## WHAT YOU NEED TO DO
In the data that follows, every line containing the word "Wybierz" should be returned.

App and web page records

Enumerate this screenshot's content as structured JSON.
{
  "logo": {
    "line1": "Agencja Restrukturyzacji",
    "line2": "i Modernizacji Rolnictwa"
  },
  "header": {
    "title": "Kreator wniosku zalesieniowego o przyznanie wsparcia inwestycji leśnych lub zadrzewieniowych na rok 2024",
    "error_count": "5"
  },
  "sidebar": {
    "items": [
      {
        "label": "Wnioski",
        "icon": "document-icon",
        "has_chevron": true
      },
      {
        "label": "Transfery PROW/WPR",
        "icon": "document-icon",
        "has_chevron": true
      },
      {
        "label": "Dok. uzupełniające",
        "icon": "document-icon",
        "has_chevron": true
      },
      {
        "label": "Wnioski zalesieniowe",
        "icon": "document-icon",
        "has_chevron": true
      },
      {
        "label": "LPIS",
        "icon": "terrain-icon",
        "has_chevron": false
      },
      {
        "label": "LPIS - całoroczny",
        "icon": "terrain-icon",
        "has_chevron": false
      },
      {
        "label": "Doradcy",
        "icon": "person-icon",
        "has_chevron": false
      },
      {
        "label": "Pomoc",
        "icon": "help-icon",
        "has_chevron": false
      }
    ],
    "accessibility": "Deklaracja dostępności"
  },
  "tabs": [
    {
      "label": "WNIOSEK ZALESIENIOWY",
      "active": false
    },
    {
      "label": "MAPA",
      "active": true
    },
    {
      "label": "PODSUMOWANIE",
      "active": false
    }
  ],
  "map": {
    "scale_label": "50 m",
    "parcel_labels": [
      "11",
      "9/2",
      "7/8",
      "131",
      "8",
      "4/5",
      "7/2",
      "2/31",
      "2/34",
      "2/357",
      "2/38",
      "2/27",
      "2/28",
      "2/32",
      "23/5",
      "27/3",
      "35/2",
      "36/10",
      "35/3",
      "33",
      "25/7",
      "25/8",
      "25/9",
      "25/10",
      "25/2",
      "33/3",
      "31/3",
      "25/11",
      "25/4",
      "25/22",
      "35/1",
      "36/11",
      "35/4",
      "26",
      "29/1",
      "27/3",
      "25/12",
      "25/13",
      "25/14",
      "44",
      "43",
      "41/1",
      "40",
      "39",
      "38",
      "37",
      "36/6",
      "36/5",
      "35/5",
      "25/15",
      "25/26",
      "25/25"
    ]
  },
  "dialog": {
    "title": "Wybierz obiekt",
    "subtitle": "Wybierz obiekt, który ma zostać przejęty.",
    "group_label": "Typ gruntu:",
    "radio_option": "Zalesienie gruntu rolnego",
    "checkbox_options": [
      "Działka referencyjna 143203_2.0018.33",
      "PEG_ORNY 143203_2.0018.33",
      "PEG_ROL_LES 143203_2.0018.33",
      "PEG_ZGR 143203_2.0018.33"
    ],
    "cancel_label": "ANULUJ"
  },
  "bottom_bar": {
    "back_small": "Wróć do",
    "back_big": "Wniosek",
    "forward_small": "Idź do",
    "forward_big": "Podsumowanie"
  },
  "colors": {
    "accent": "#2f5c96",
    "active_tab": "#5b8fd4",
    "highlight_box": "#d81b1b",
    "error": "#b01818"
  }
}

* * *

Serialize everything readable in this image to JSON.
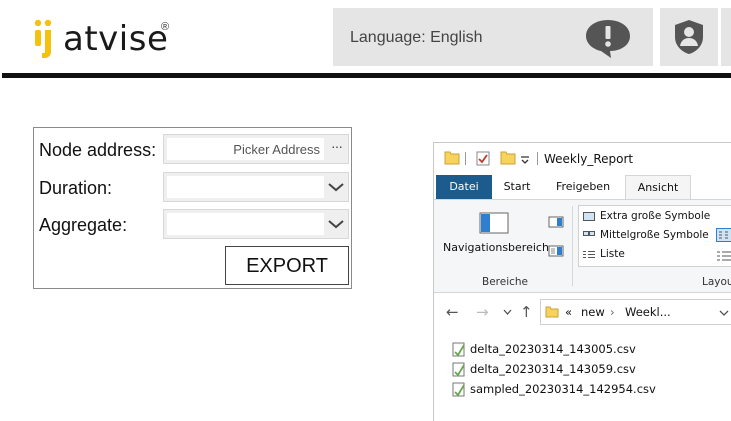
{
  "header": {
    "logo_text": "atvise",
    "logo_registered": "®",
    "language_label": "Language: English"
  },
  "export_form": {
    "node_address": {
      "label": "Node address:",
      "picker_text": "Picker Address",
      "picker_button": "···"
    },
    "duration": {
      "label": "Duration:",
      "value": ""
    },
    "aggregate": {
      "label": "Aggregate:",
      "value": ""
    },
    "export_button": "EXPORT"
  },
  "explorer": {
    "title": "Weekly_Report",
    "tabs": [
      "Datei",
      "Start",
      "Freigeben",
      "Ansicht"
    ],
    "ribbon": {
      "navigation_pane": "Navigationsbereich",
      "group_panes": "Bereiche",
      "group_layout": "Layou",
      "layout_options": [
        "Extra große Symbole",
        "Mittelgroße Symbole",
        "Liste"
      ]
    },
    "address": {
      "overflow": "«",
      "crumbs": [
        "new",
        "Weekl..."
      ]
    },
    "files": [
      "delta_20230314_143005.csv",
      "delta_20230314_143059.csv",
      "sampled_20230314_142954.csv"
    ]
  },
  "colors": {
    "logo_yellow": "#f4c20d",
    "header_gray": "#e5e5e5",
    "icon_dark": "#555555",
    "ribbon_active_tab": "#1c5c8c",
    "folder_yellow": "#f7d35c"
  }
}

## SOLVED PROBLEM
    "title": "Wybierz obiekt",
    "subtitle": "Wybierz obiekt, który ma zostać przejęty.",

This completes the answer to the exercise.